• [WORK TASK]:
Could you return every line of the records below that contains the word "rbash"?

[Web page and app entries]

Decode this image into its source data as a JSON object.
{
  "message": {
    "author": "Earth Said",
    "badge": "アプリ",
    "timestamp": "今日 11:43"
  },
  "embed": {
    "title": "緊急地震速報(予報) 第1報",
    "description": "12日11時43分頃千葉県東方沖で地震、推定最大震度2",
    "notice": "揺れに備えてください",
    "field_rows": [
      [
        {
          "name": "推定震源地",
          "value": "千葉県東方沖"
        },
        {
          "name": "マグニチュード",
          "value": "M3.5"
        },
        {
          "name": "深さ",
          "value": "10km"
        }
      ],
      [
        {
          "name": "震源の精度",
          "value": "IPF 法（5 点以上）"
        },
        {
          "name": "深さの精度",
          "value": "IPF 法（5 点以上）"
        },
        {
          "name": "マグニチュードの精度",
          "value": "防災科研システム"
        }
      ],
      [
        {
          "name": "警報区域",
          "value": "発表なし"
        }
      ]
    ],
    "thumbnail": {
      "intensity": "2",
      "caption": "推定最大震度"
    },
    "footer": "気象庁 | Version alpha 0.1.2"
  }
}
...
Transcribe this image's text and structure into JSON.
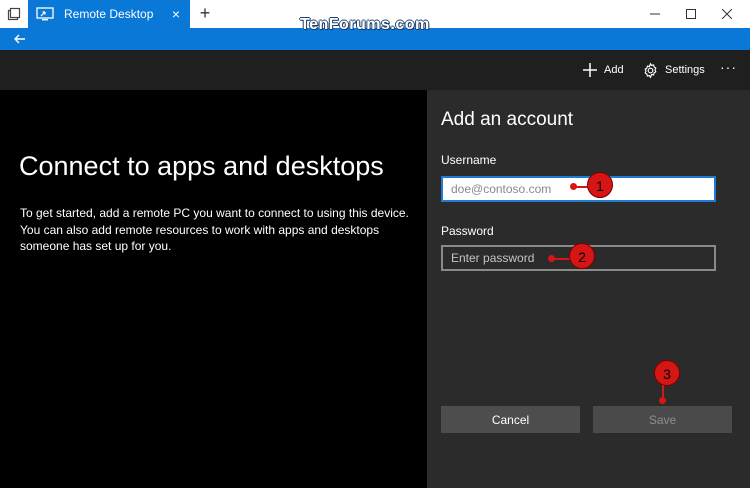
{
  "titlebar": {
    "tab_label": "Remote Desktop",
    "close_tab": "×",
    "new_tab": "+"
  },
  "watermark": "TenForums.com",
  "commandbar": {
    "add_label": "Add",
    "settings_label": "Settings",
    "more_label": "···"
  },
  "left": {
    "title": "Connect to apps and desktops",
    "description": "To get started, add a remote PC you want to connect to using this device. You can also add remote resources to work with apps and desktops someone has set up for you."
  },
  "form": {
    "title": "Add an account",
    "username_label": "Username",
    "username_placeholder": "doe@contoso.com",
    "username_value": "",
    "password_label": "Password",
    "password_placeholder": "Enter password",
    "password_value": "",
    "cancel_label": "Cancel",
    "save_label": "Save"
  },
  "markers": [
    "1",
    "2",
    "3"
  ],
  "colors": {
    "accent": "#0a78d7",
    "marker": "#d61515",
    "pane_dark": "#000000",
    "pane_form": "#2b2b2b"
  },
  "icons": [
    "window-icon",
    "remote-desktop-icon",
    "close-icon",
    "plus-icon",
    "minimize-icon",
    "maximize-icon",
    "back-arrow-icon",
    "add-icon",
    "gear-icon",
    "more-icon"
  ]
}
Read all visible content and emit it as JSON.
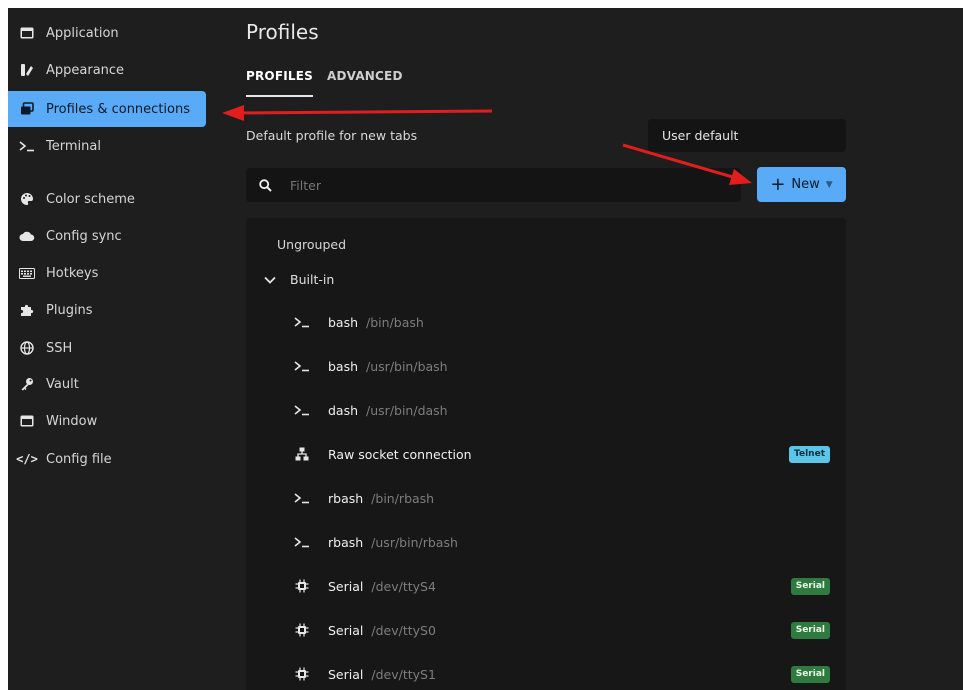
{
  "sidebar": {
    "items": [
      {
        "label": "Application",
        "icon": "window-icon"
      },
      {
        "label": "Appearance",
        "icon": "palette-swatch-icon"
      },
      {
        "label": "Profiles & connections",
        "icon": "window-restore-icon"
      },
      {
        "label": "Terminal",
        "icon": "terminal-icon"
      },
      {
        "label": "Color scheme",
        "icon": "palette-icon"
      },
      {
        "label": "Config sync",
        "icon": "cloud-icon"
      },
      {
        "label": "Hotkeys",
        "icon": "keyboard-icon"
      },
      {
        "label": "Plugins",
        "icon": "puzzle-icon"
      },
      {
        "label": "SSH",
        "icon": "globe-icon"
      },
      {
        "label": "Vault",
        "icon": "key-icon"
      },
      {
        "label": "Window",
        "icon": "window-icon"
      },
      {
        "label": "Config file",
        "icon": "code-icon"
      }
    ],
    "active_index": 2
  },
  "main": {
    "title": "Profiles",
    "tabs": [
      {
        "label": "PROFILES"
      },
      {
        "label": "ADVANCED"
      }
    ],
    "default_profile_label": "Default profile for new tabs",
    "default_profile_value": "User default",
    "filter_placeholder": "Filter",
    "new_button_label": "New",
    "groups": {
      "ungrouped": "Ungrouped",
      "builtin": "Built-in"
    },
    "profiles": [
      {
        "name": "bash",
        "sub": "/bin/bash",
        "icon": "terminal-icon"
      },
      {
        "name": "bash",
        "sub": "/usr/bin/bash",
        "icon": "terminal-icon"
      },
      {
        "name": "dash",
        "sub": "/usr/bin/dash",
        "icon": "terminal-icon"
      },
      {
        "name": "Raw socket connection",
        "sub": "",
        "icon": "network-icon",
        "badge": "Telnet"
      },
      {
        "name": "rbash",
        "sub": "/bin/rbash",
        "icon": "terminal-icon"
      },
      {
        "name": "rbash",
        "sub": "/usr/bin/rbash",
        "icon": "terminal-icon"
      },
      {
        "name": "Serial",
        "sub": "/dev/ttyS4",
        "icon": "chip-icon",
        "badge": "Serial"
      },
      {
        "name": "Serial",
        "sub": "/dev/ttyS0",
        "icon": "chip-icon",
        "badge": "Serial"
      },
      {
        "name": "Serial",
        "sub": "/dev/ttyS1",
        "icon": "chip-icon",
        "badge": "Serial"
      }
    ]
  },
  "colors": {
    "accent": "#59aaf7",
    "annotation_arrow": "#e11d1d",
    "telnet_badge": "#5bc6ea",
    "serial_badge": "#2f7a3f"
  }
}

• [EXERCISE SOLUTION]:
        "name": "rbash",
        "sub": "/bin/rbash",
        "name": "rbash",
        "sub": "/usr/bin/rbash",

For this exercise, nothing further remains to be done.